While FAFSA simplification is among just a handful of proposals that have received bipartisan support from lawmakers as they draft their bills to reauthorize the Higher Education Act (HEA), a new report questions whether streamlining the process of applying for financial aid has a significant impact on student outcomes.
Research has shown that the complexity of the financial aid system has deterred many prospective students from pursuing a college degree, and NASFAA has long advocated for reducing the number of questions on the FAFSA as a first step in increasing access to higher education. NASFAA’s FAFSA simplification proposal includes a tiered application that would identify applicants who — according to their existing means-tested benefits eligibility and tax filing status — have low presumed financial resources, and would present them with a bare minimum number of FAFSA questions. Families with more complex financial circumstances would answer more questions.
Lawmakers on both sides of the aisle are also taking aim at fixing the FAFSA. The House Democrats’ HEA reauthorization bill — the College Affordability Act (CAA) — adopts a similar, three-tiered FAFSA approach, and Sen. Lamar Alexander (R-Tenn.), chairman of the Senate Health, Education, Labor, and Pensions (HELP) Committee, introduced two reauthorization bills last fall targeted at FAFSA simplification — one in late September and a bipartisan bill the following month alongside Sen. Doug Jones (D-Ala.).
However, the new report, written by Harvard graduate student Ayushi Narayan and published in the Economics of Education Review journal, suggests that fixing the FAFSA alone may not be enough to improve postsecondary education.
“My findings suggest that just reducing the paperwork hassle of the financial aid process — either at the initial or verification stage — fails to meaningfully improve college access outcomes,” Narayan wrote. “... It thus appears that channels related to face-to-face contact like information provision, accountability, and encouragement are important ingredients for effective complexity reducing interventions.”
To determine the impact of simplifying the FAFSA, Narayan analyzed the period of time when the Internal Revenue Service’s Data Retrieval Tool (IRS DRT) experienced an outage that spanned half of the 2017-18 application cycle, leaving students to file a lengthier and more complicated FAFSA and at a greater risk of being selected for verification, she wrote.
Using data from before and during the outage from students at 1,600 institutions, Narayan did not find a statistically significant impact on submitted FAFSAs or Pell Grant disbursements, nor any change in enrollment and persistence.
Specifically, Narayan found that losing access to the IRS DRT only lowered FAFSA submissions and Pell Grant disbursements by 0.2% and 2.5%, respectively, and actually raised the average Pell Grant awards by 0.6%. Narayan wrote that estimates for enrollment and persistence rates did not yield statistically significant results either, even when weighted for properties such as selectivity and enrollment size.

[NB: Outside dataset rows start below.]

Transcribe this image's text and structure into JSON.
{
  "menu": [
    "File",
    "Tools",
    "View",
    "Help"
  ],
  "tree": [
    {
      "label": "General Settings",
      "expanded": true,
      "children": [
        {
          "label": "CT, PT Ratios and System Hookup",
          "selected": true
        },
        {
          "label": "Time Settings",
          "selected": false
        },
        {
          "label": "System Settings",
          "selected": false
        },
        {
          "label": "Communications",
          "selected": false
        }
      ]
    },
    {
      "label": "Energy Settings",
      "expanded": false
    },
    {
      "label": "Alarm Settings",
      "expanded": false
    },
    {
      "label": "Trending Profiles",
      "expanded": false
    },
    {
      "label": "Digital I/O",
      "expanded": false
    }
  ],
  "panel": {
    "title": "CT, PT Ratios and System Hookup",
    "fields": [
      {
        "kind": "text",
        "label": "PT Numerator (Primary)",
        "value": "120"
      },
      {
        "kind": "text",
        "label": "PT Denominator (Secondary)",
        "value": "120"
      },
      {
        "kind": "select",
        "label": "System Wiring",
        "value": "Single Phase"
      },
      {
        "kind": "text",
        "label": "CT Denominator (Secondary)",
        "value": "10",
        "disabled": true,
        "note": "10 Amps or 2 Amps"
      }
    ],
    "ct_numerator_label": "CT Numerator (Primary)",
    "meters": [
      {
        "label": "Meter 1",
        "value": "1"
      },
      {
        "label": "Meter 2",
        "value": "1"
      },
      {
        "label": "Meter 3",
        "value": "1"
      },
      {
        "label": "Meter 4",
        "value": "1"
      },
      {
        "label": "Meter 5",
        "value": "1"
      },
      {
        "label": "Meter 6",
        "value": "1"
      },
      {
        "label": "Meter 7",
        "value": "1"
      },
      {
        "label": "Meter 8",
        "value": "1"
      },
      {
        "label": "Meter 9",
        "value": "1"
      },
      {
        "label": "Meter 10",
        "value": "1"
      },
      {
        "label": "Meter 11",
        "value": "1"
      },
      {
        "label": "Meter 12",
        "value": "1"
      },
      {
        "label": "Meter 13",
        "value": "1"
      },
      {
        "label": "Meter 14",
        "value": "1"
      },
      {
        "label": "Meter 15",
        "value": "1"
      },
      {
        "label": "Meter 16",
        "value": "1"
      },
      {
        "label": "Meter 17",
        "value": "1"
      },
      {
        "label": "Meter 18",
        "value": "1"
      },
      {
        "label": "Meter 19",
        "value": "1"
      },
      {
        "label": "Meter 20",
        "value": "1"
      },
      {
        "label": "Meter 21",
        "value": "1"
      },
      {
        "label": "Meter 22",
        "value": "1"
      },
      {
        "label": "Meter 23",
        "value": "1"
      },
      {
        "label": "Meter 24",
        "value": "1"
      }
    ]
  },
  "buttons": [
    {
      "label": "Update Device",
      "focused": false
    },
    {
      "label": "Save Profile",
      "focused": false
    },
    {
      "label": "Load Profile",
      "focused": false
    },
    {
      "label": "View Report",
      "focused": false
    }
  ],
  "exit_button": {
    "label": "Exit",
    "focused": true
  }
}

Notably, changes are being implemented to the IRS DRT to bypass the need for applicants to initiate the process of importing their own income information, which can confuse students. NASFAA has advocated for a smoother process for importing data, and supported a bill — the bipartisan Faster Access to Federal Student Aid (FAFSA) Act — to amend both the Internal Revenue Code (IRC) and HEA to allow for cross-agency data sharing between the Department of Education (ED) and the IRS, without applicant initiation. The Fostering Undergraduate Talent by Unlocking Resources for Education (FUTURE) Act, which President Donald Trump signed into law in December, includes the same data-sharing provision from the FAFSA Act.
In Narayan’s report, however, she also broadly questions a sole focus on fixing the FAFSA in place of face-to-face interventions, and concludes that “form simplification alone would be unlikely to yield the same benefits as personal assistance.” At the same time, she added that she is not implying that FAFSA simplification be completely disregarded.
“There could also be other benefits stemming from the IRS DRT and similar policies, such as those related to maintaining the integrity of the system, improving the targeting of aid, or simply saving applicants time, and these benefits could motivate the expansion of these policies as well,” she wrote. “A simpler form may interact with other interventions too, such as by making it easier to provide personal assistance.”
While lawmakers and higher education stakeholders — like NASFAA — have pushed for a better form to apply for federal student aid, simplifying the FAFSA is just one of many proposals and efforts in the works to help improve postsecondary education. For example, in 2019 alone, NASFAA advocated for the elimination of origination fees, tweaks to the Public Service Loan Forgiveness (PSLF) program, and has continued work to help students displaced by their institutions, among many other efforts.
Publication Date: 2/5/2020